That's a typically great photograph on the front page of the New York Times today by the newspaper's Pulitzer Prize-winning Stephen Crowley.

I have spent a lot of time on White House pool duty with the photo dogs over the years, which generally requires that one linger in a van for hours while the president enjoys his morning jog or bike ride, spends the afternoon playing golf, or attends a fundraising dinner in the evening—all off camera.

Typically, the best a White House photographer can hope for is that there are some speeches to be made or foreign dignitaries to greet, with the requisite ceremonial presidential stiffness. The thrown shoes are rare indeed.

And then there is the U.S. Capitol, where 535 men and women with identically frozen features, look-alike power suits, and the fixed smile of professional politicians work overtime at showing no emotion. Washington is a photographer's nightmare.

Yet Crowley consistently delights. I'm sure I've spent time with him on one or more of those pool stakeouts, but I can't remember ever meeting him. Yet I know his work. You can check out his online portfolio here. My personal favorite is the Urban Archaeology series—a whimsical and ultimately poignant collection of photographs of lost items he's found stuck in the tar of city streets.

Today's photograph shows Roland Burris as he leaves the Capitol after being barred by the Senate from taking his oath of office as Barack Obama's successor.

It's a simple photo of a politician in a suit, surrounded by security personnel. But Crowley makes it somehow special by capturing Burris in a hunted, vulnerable pose. The looks of worry from Burris's partially obscured companions and the irritation on the faces of the security detail add to the mood, as do the skeletal trees in the distance.

Then note the two triangular splashes of red on the right-hand side of the photograph and the recurring image of outstretched hands—each of which adds to the visual artistry.

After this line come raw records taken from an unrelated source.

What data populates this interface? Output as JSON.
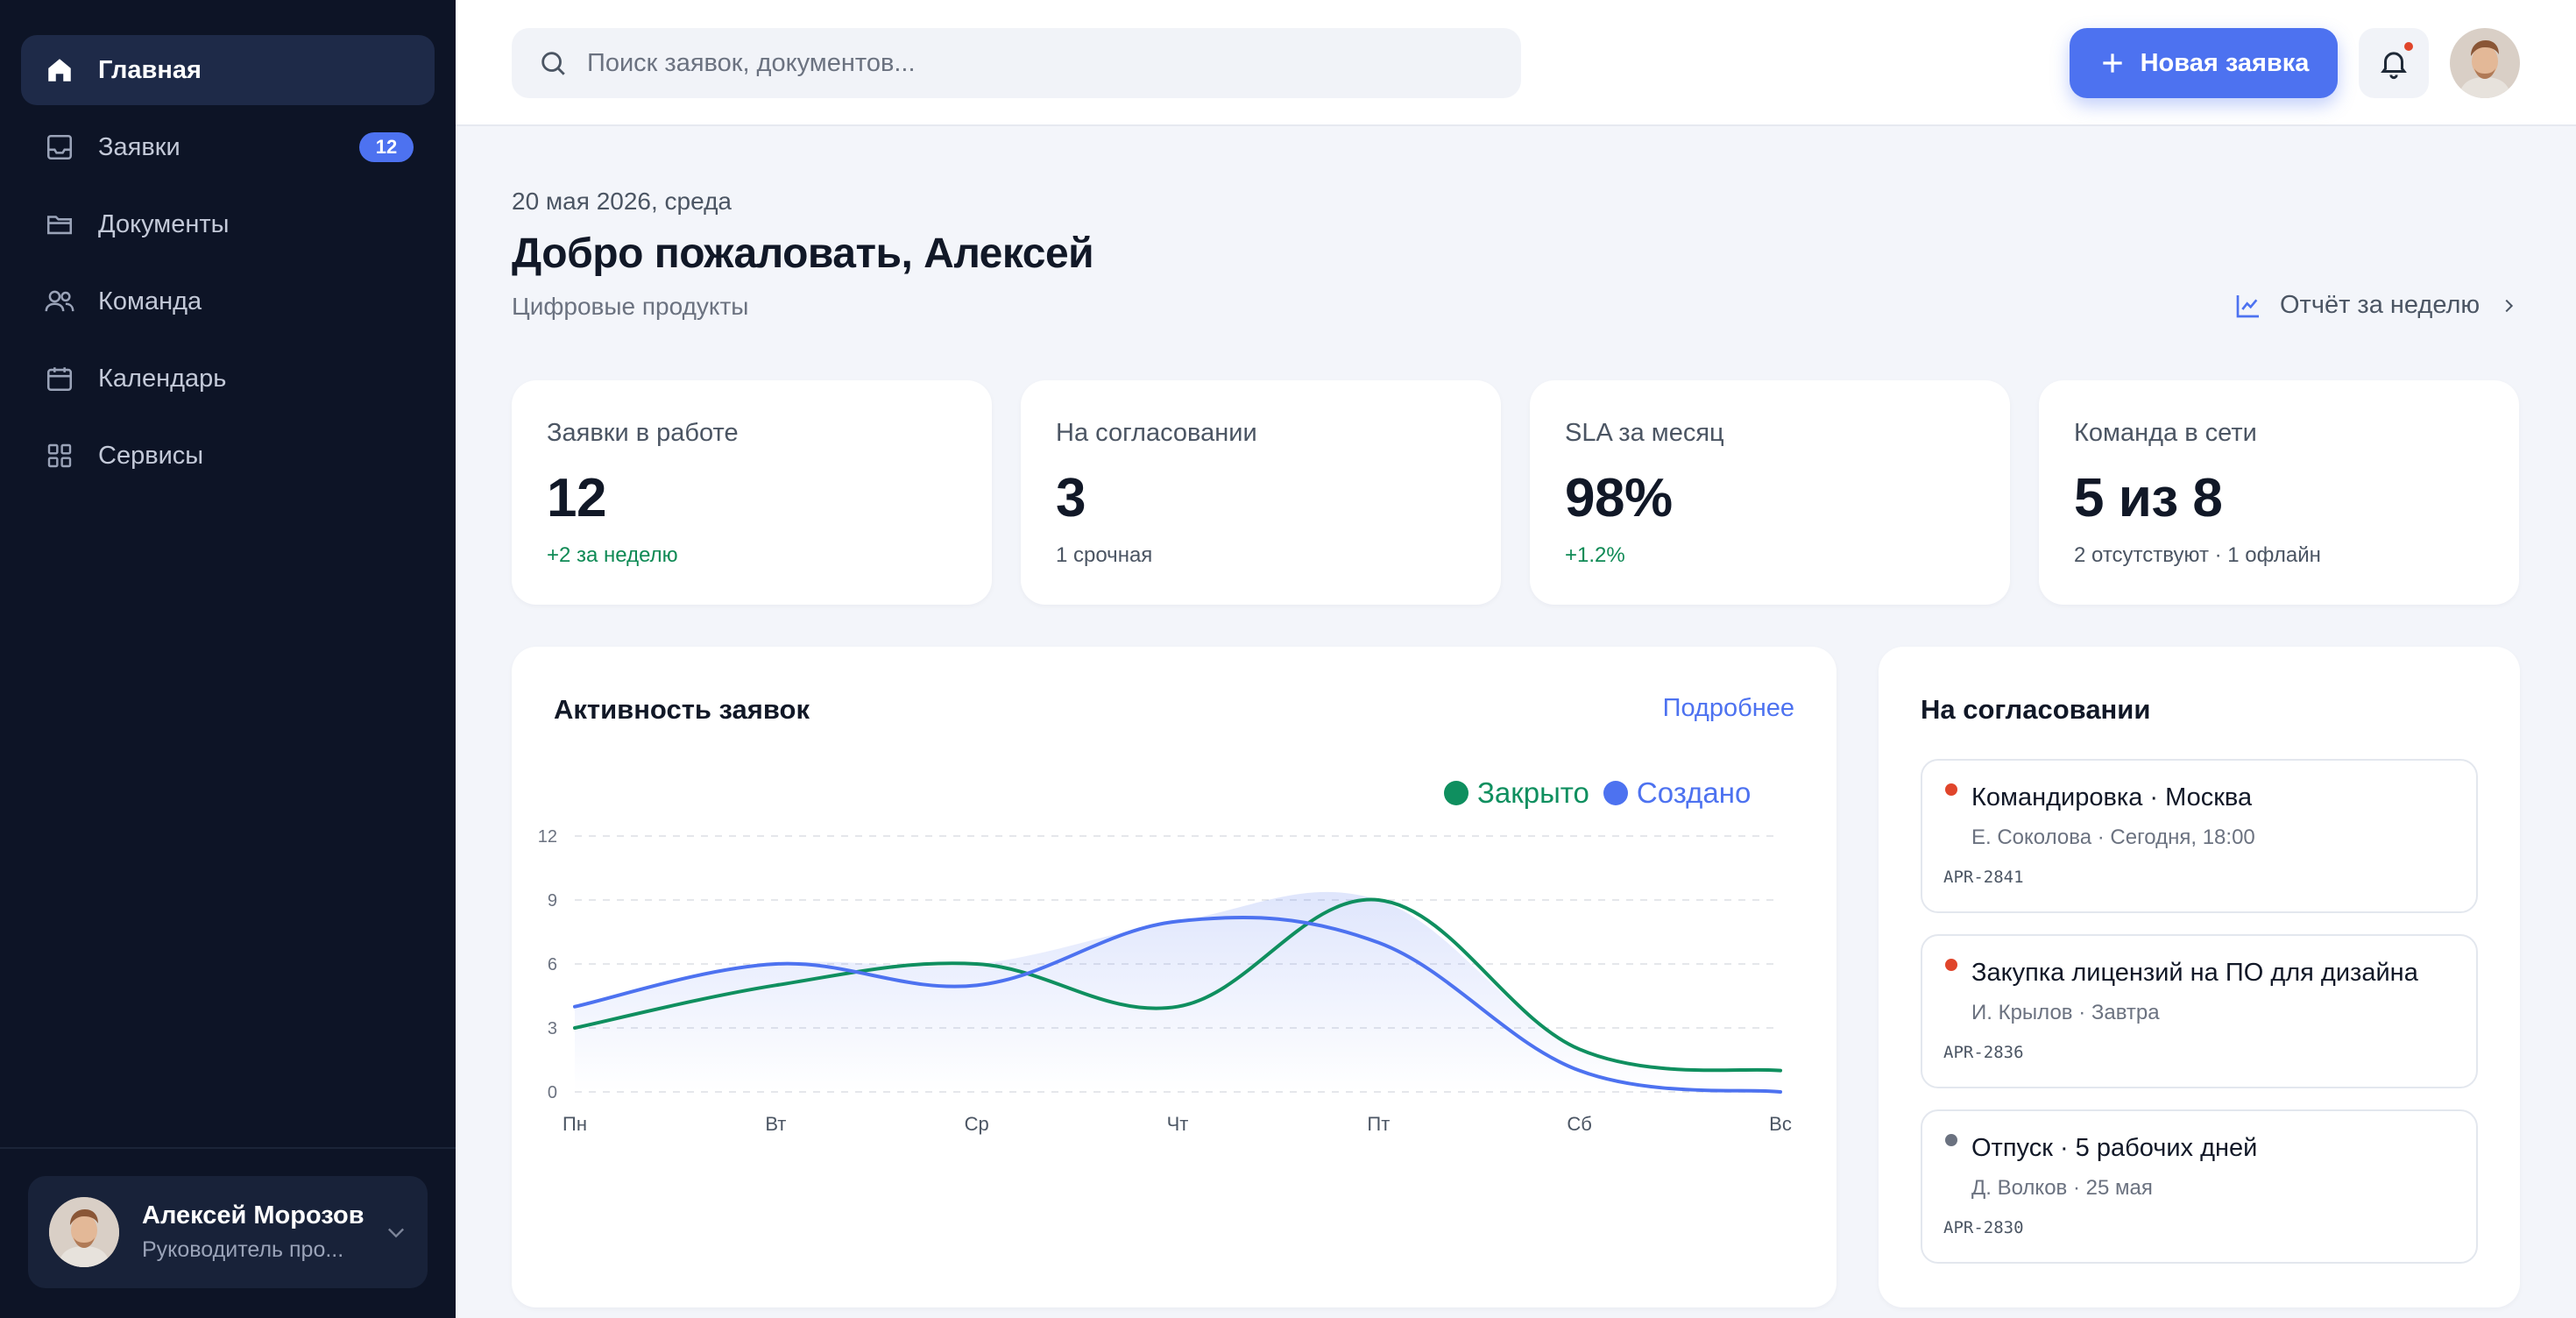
{
  "sidebar": {
    "items": [
      {
        "label": "Главная",
        "icon": "home-icon"
      },
      {
        "label": "Заявки",
        "icon": "inbox-icon",
        "badge": "12"
      },
      {
        "label": "Документы",
        "icon": "folder-icon"
      },
      {
        "label": "Команда",
        "icon": "users-icon"
      },
      {
        "label": "Календарь",
        "icon": "calendar-icon"
      },
      {
        "label": "Сервисы",
        "icon": "grid-icon"
      }
    ],
    "user": {
      "name": "Алексей Морозов",
      "role": "Руководитель про..."
    }
  },
  "header": {
    "search_placeholder": "Поиск заявок, документов...",
    "new_request_label": "Новая заявка"
  },
  "greeting": {
    "date": "20 мая 2026, среда",
    "title": "Добро пожаловать, Алексей",
    "subtitle": "Цифровые продукты",
    "report_link": "Отчёт за неделю"
  },
  "stats": [
    {
      "label": "Заявки в работе",
      "value": "12",
      "note": "+2 за неделю"
    },
    {
      "label": "На согласовании",
      "value": "3",
      "note": "1 срочная"
    },
    {
      "label": "SLA за месяц",
      "value": "98%",
      "note": "+1.2%"
    },
    {
      "label": "Команда в сети",
      "value": "5 из 8",
      "note": "2 отсутствуют · 1 офлайн"
    }
  ],
  "activity": {
    "title": "Активность заявок",
    "more_link": "Подробнее"
  },
  "chart_data": {
    "type": "line",
    "categories": [
      "Пн",
      "Вт",
      "Ср",
      "Чт",
      "Пт",
      "Сб",
      "Вс"
    ],
    "series": [
      {
        "name": "Закрыто",
        "color": "#0f8f5f",
        "values": [
          3,
          5,
          6,
          4,
          9,
          2,
          1
        ]
      },
      {
        "name": "Создано",
        "color": "#4d72f0",
        "values": [
          4,
          6,
          5,
          8,
          7,
          1,
          0
        ]
      }
    ],
    "y_ticks": [
      "0",
      "3",
      "6",
      "9",
      "12"
    ],
    "ylim": [
      0,
      12
    ],
    "grid": true,
    "legend": "top-right"
  },
  "approvals": {
    "title": "На согласовании",
    "items": [
      {
        "name": "Командировка · Москва",
        "meta": "Е. Соколова · Сегодня, 18:00",
        "id": "APR-2841",
        "dot_color": "#e0452b"
      },
      {
        "name": "Закупка лицензий на ПО для дизайна",
        "meta": "И. Крылов · Завтра",
        "id": "APR-2836",
        "dot_color": "#e0452b"
      },
      {
        "name": "Отпуск · 5 рабочих дней",
        "meta": "Д. Волков · 25 мая",
        "id": "APR-2830",
        "dot_color": "#6b7280"
      }
    ]
  }
}
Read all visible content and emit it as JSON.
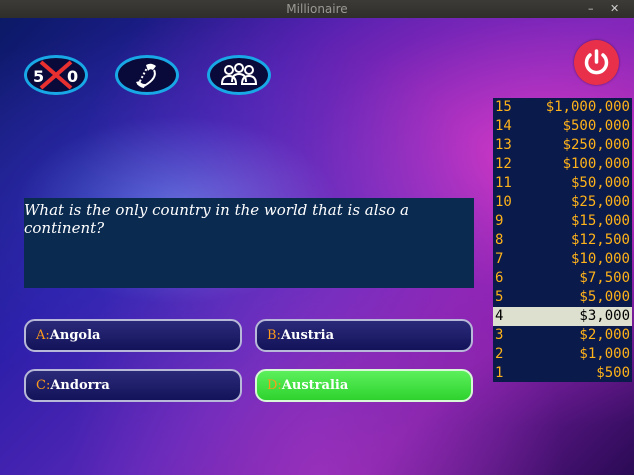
{
  "window": {
    "title": "Millionaire",
    "minimize": "–",
    "close": "✕"
  },
  "lifelines": [
    {
      "name": "fifty-fifty",
      "label_left": "5",
      "label_right": "0"
    },
    {
      "name": "phone-a-friend"
    },
    {
      "name": "ask-the-audience"
    }
  ],
  "question": {
    "text": "What is the only country in the world that is also a continent?"
  },
  "answers": [
    {
      "letter": "A:",
      "text": "Angola"
    },
    {
      "letter": "B:",
      "text": "Austria"
    },
    {
      "letter": "C:",
      "text": "Andorra"
    },
    {
      "letter": "D:",
      "text": "Australia",
      "state": "correct"
    }
  ],
  "money_ladder": [
    {
      "level": "15",
      "amount": "$1,000,000"
    },
    {
      "level": "14",
      "amount": "$500,000"
    },
    {
      "level": "13",
      "amount": "$250,000"
    },
    {
      "level": "12",
      "amount": "$100,000"
    },
    {
      "level": "11",
      "amount": "$50,000"
    },
    {
      "level": "10",
      "amount": "$25,000"
    },
    {
      "level": "9",
      "amount": "$15,000"
    },
    {
      "level": "8",
      "amount": "$12,500"
    },
    {
      "level": "7",
      "amount": "$10,000"
    },
    {
      "level": "6",
      "amount": "$7,500"
    },
    {
      "level": "5",
      "amount": "$5,000"
    },
    {
      "level": "4",
      "amount": "$3,000",
      "current": true
    },
    {
      "level": "3",
      "amount": "$2,000"
    },
    {
      "level": "2",
      "amount": "$1,000"
    },
    {
      "level": "1",
      "amount": "$500"
    }
  ],
  "colors": {
    "accent": "#18a8e6",
    "money": "#ffb21a",
    "correct": "#3ee23e",
    "power": "#e8304a"
  }
}
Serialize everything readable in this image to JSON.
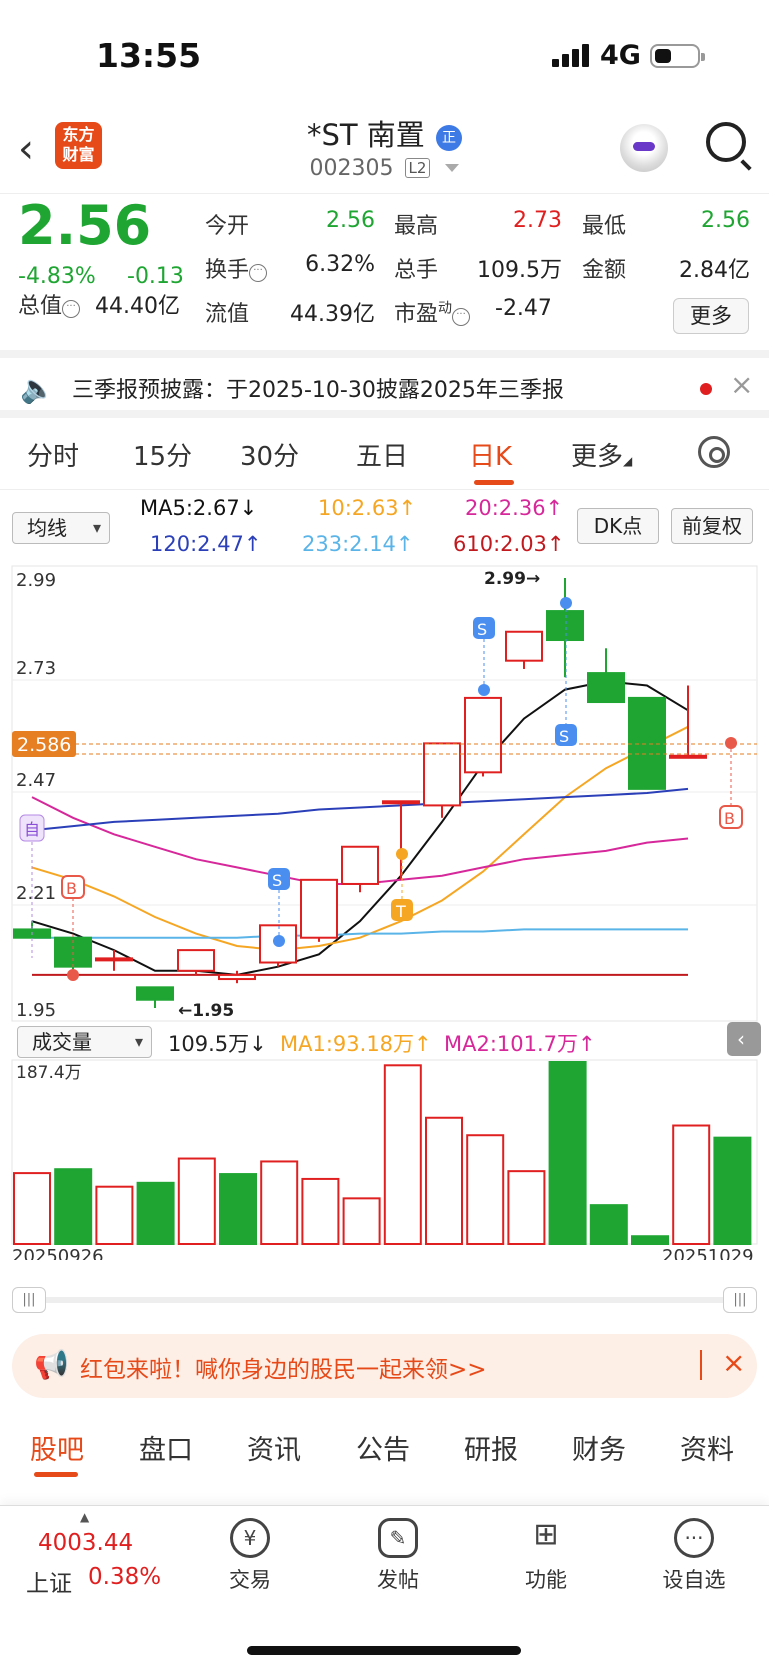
{
  "status": {
    "time": "13:55",
    "network": "4G"
  },
  "header": {
    "logo_line1": "东方",
    "logo_line2": "财富",
    "stock_name": "*ST 南置",
    "badge": "正",
    "code": "002305",
    "level": "L2"
  },
  "quote": {
    "price": "2.56",
    "change_pct": "-4.83%",
    "change": "-0.13",
    "open_label": "今开",
    "open": "2.56",
    "high_label": "最高",
    "high": "2.73",
    "low_label": "最低",
    "low": "2.56",
    "turnover_label": "换手",
    "turnover": "6.32%",
    "volume_label": "总手",
    "volume": "109.5万",
    "amount_label": "金额",
    "amount": "2.84亿",
    "mktcap_label": "总值",
    "mktcap": "44.40亿",
    "float_label": "流值",
    "float": "44.39亿",
    "pe_label": "市盈",
    "pe_sup": "动",
    "pe": "-2.47",
    "more": "更多"
  },
  "notice": {
    "text": "三季报预披露：于2025-10-30披露2025年三季报"
  },
  "tabs": [
    "分时",
    "15分",
    "30分",
    "五日",
    "日K",
    "更多"
  ],
  "ma_bar": {
    "select": "均线",
    "ma5": "MA5:2.67↓",
    "ma10": "10:2.63↑",
    "ma20": "20:2.36↑",
    "ma120": "120:2.47↑",
    "ma233": "233:2.14↑",
    "ma610": "610:2.03↑",
    "dk_btn": "DK点",
    "adj_btn": "前复权"
  },
  "colors": {
    "up": "#e02020",
    "down": "#1ea532",
    "accent": "#e64a19",
    "ma5": "#111111",
    "ma10": "#f5a623",
    "ma20": "#d6289a",
    "ma120": "#2a3fb8",
    "ma233": "#5ab4e8",
    "ma610": "#c0191e"
  },
  "price_axis": {
    "top": "2.99",
    "l1": "2.73",
    "l2": "2.47",
    "l3": "2.21",
    "bottom": "1.95",
    "current": "2.586"
  },
  "marks": {
    "high_label": "2.99→",
    "low_label": "←1.95",
    "s": "S",
    "b": "B",
    "t": "T",
    "zi": "自"
  },
  "volume": {
    "select": "成交量",
    "vol": "109.5万↓",
    "ma1": "MA1:93.18万↑",
    "ma2": "MA2:101.7万↑",
    "max_label": "187.4万",
    "start_date": "20250926",
    "end_date": "20251029"
  },
  "chart_data": {
    "type": "candlestick",
    "ylim": [
      1.95,
      2.99
    ],
    "candles": [
      {
        "open": 2.14,
        "close": 2.12,
        "high": 2.16,
        "low": 2.12
      },
      {
        "open": 2.12,
        "close": 2.05,
        "high": 2.12,
        "low": 2.04
      },
      {
        "open": 2.07,
        "close": 2.07,
        "high": 2.09,
        "low": 2.04
      },
      {
        "open": 2.0,
        "close": 1.97,
        "high": 2.0,
        "low": 1.95
      },
      {
        "open": 2.04,
        "close": 2.09,
        "high": 2.09,
        "low": 2.03
      },
      {
        "open": 2.02,
        "close": 2.03,
        "high": 2.04,
        "low": 2.01
      },
      {
        "open": 2.06,
        "close": 2.15,
        "high": 2.15,
        "low": 2.05
      },
      {
        "open": 2.12,
        "close": 2.26,
        "high": 2.26,
        "low": 2.11
      },
      {
        "open": 2.25,
        "close": 2.34,
        "high": 2.34,
        "low": 2.23
      },
      {
        "open": 2.45,
        "close": 2.45,
        "high": 2.45,
        "low": 2.26
      },
      {
        "open": 2.44,
        "close": 2.59,
        "high": 2.59,
        "low": 2.41
      },
      {
        "open": 2.52,
        "close": 2.7,
        "high": 2.7,
        "low": 2.51
      },
      {
        "open": 2.79,
        "close": 2.86,
        "high": 2.86,
        "low": 2.77
      },
      {
        "open": 2.91,
        "close": 2.84,
        "high": 2.99,
        "low": 2.75
      },
      {
        "open": 2.76,
        "close": 2.69,
        "high": 2.82,
        "low": 2.69
      },
      {
        "open": 2.7,
        "close": 2.48,
        "high": 2.7,
        "low": 2.48
      },
      {
        "open": 2.56,
        "close": 2.56,
        "high": 2.73,
        "low": 2.56
      }
    ],
    "volume_max": 187.4,
    "volume_unit": "万",
    "volumes": [
      {
        "value": 73,
        "up": true
      },
      {
        "value": 77,
        "up": false
      },
      {
        "value": 59,
        "up": true
      },
      {
        "value": 63,
        "up": false
      },
      {
        "value": 88,
        "up": true
      },
      {
        "value": 72,
        "up": false
      },
      {
        "value": 85,
        "up": true
      },
      {
        "value": 67,
        "up": true
      },
      {
        "value": 47,
        "up": true
      },
      {
        "value": 184,
        "up": true
      },
      {
        "value": 130,
        "up": true
      },
      {
        "value": 112,
        "up": true
      },
      {
        "value": 75,
        "up": true
      },
      {
        "value": 187.4,
        "up": false
      },
      {
        "value": 40,
        "up": false
      },
      {
        "value": 8,
        "up": false
      },
      {
        "value": 122,
        "up": true
      },
      {
        "value": 109.5,
        "up": false
      }
    ],
    "ma_lines": {
      "ma5": [
        2.16,
        2.13,
        2.09,
        2.04,
        2.04,
        2.03,
        2.05,
        2.08,
        2.16,
        2.27,
        2.4,
        2.54,
        2.65,
        2.72,
        2.74,
        2.73,
        2.67
      ],
      "ma10": [
        2.29,
        2.26,
        2.22,
        2.17,
        2.13,
        2.1,
        2.09,
        2.1,
        2.12,
        2.16,
        2.21,
        2.28,
        2.37,
        2.46,
        2.53,
        2.58,
        2.63
      ],
      "ma20": [
        2.46,
        2.41,
        2.37,
        2.34,
        2.31,
        2.29,
        2.27,
        2.25,
        2.25,
        2.26,
        2.27,
        2.29,
        2.31,
        2.32,
        2.33,
        2.35,
        2.36
      ],
      "ma120": [
        2.38,
        2.39,
        2.4,
        2.405,
        2.41,
        2.415,
        2.42,
        2.43,
        2.435,
        2.44,
        2.445,
        2.45,
        2.455,
        2.46,
        2.465,
        2.47,
        2.48
      ],
      "ma233": [
        2.12,
        2.12,
        2.12,
        2.12,
        2.12,
        2.12,
        2.125,
        2.125,
        2.13,
        2.13,
        2.135,
        2.135,
        2.14,
        2.14,
        2.14,
        2.14,
        2.14
      ],
      "ma610": [
        2.03,
        2.03,
        2.03,
        2.03,
        2.03,
        2.03,
        2.03,
        2.03,
        2.03,
        2.03,
        2.03,
        2.03,
        2.03,
        2.03,
        2.03,
        2.03,
        2.03
      ]
    }
  },
  "promo": {
    "text": "红包来啦！喊你身边的股民一起来领>>"
  },
  "bottom_tabs": [
    "股吧",
    "盘口",
    "资讯",
    "公告",
    "研报",
    "财务",
    "资料"
  ],
  "dock": {
    "index_value": "4003.44",
    "index_name": "上证",
    "index_pct": "0.38%",
    "items": [
      {
        "label": "交易",
        "icon": "yen"
      },
      {
        "label": "发帖",
        "icon": "edit"
      },
      {
        "label": "功能",
        "icon": "grid"
      },
      {
        "label": "设自选",
        "icon": "more"
      }
    ]
  }
}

Bravo, Crowley.

  • Read more by John Aloysius Farrell.
  • Read more from the Thomas Jefferson Street blog.
  • Read more about Roland Burris.